There are two types of patellar instability, which is, simply put, when the kneecap moves outside its normal space. One is traumatic patellar dislocation and the other is chronic patellar instability.
According to the Cleveland Clinic, some degree of patellar instability is relatively common in the US, estimated at 50 to 77 cases per 100,000 people.
Anatomy of the Knee
The kneecap (patella) is attached to the thigh bone (femur) and shin bone (tibia) by tendons. The patella fits into a notch (trochlear groove) in the femur. It moves up and down when you bend your knee.
Patellar instability is when the kneecap slips outside this groove and does not track the way it should. The patella may move entirely outside the trochlear groove (a dislocation) or only partly outside (a subluxation).
An injury, such as a fall playing sports or a sharp blow during a car accident, can cause patellar instability. It may also be caused by an anatomical issue, like a shallow or uneven trochlear groove that prevents the kneecap from aligning properly. Additionally, some people have loose ligaments that don’t hold the kneecap sufficiently during movement, which allows the joint to be overly flexible.
Patellar dislocation is often the result of an injury, although chronic patellar instability sometimes also leads to patellar dislocations over time.
Certain populations and people with various health conditions are more likely to develop patellar instability. These include:
- People in their teens and 20s
- Individuals with anatomical misalignments of the knee
- Overweight individuals
- Those with Cerebral palsy, Down’s syndrome, or Ehlers-Danlos syndrome
Patellar Instability Symptoms
A person with patellar instability may experience the following symptoms:

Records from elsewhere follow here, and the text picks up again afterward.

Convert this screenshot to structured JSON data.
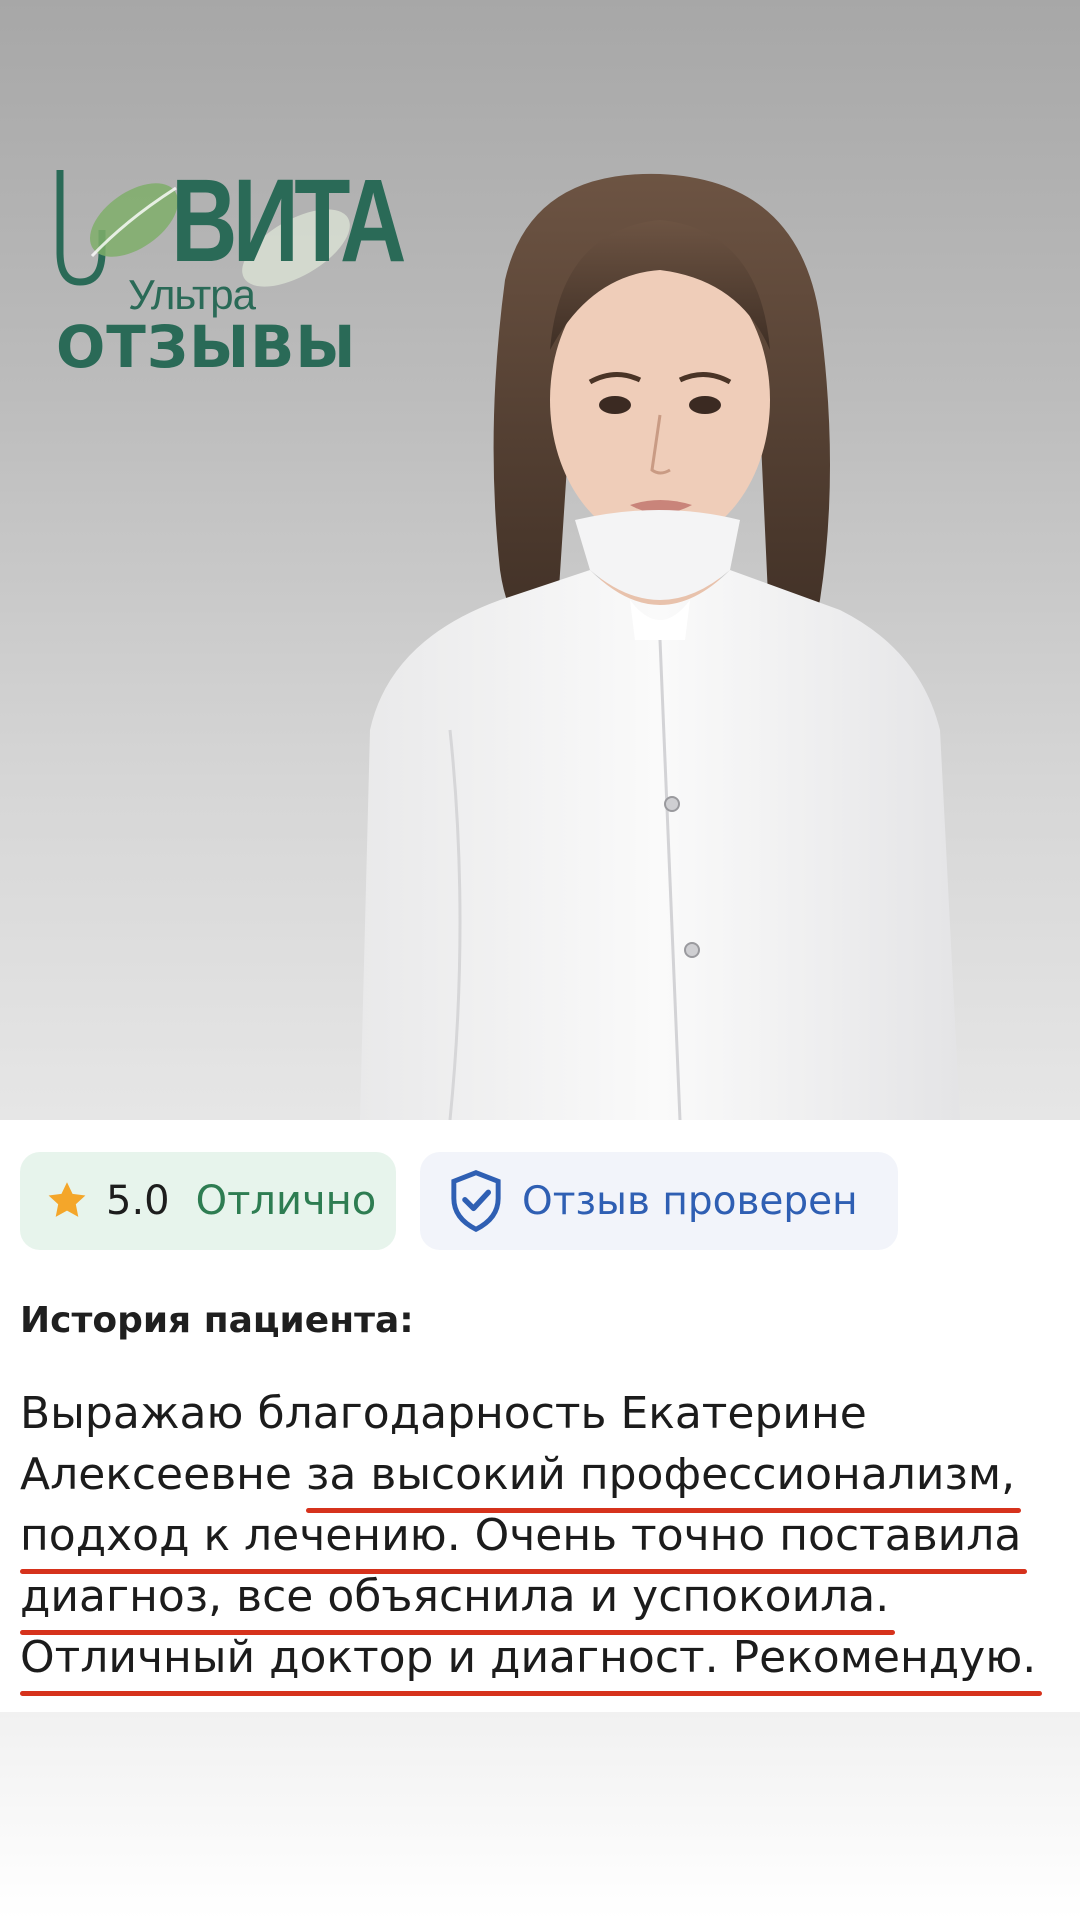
{
  "brand": {
    "wordmark": "ВИТА",
    "subtitle": "Ультра",
    "section_title": "ОТЗЫВЫ",
    "color": "#2a6a57"
  },
  "rating": {
    "value": "5.0",
    "label": "Отлично",
    "icon": "star-icon",
    "star_color": "#f4a62a"
  },
  "verified": {
    "label": "Отзыв проверен",
    "icon": "shield-check-icon",
    "color": "#2f5fb3"
  },
  "story": {
    "heading": "История пациента:",
    "lines": [
      {
        "plain": "Выражаю благодарность Екатерине",
        "highlight": ""
      },
      {
        "plain": "Алексеевне ",
        "highlight": "за высокий профессионализм,"
      },
      {
        "plain": "",
        "highlight": "подход к лечению. Очень точно поставила"
      },
      {
        "plain": "",
        "highlight": "диагноз, все объяснила и успокоила."
      },
      {
        "plain": "",
        "highlight": "Отличный доктор и диагност. Рекомендую."
      }
    ],
    "highlight_color": "#d6321c"
  }
}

- Knee pain, stiffness, and swelling
- The sensation that the kneecap is not in its proper place
- Difficulty walking or the feeling that the knee cannot support one’s weight
- Buckling, catching, cracking, popping, or locking in the knee during movement
- A sensation of pain under the kneecap, especially during deep bends
- Obvious deformity of the knee
In some cases, the kneecap returns to its proper location on its own. In others, it must be manually moved back into place by a medical professional, such as an orthopedic knee specialist. This procedure is called a reduction, and you usually receive pain medication during this process to make it more comfortable.
Most cases are diagnosed through a physical exam and an X-ray. In some cases of traumatic injury, an MRI is used to evaluate whether surrounding structures have also been damaged.
How to Fix Patellar Instability
Many cases of patellar instability, including some patellar dislocations, are treated with straightforward non-surgical methods such as:
- Ice (20 minutes per session, as needed)
- Nonsteroidal anti-inflammatory medicines (like aspirin or ibuprofen)
- Knee brace
- Physical therapy (to strengthen surrounding muscles)
Patellar Instability Surgery
If the kneecap does not stay in the proper location, is chronically unstable, or the dislocation is severe enough to damage surrounding cartilage, tendons, or ligaments, you may need surgery. In some instances, surgery is arthroscopic, whereas other cases require open surgery.
In arthroscopic surgery, your orthopedic knee surgeon makes small incisions and uses a tiny camera (arthroscope) and thin surgical instruments to complete the procedure.
If open surgery is the best option for your injury, you will work with your surgeon to choose the best surgery type. Some common surgeries for patellar instability include:
- Knee osteotomy to reposition the tibia and femur, thereby improving the knee’s movement and tracking
- Medial patellofemoral ligament (MPFL) repair to strengthen and repair the surrounding ligaments
- MPFL reconstruction, which replaces the damaged ligaments with a tendon from another part of your body or a donor
- Knee replacement to correct repeat dislocations
Full recovery from knee surgery can take 3 to 12 months, depending on the severity of your injury and the type of surgery used for treatment.
Following non-surgical treatments, the recurrence rate of patellar instability ranges from 15 to 44 percent. The chance of additional dislocations increases to 50 percent if you’ve previously dislocated your knee.
Keep the muscles surrounding your kneecap strong to help prevent initial and repeated instances of patellar instability. Engage in regular, low-impact activities such as riding a bike or walking, and work with a sports medicine doctor to develop a routine of targeted patellar instability exercises. If you’re prone to an unstable knee, wearing a knee brace is a good idea. Over time, people with ongoing issues are more likely to suffer from chronic pain, limited range of motion, and arthritis, so prevention is key for long-term health and mobility.
If you have questions about knee pain or are concerned that your kneecap is unstable, please comment below or contact us. We are happy to answer your questions.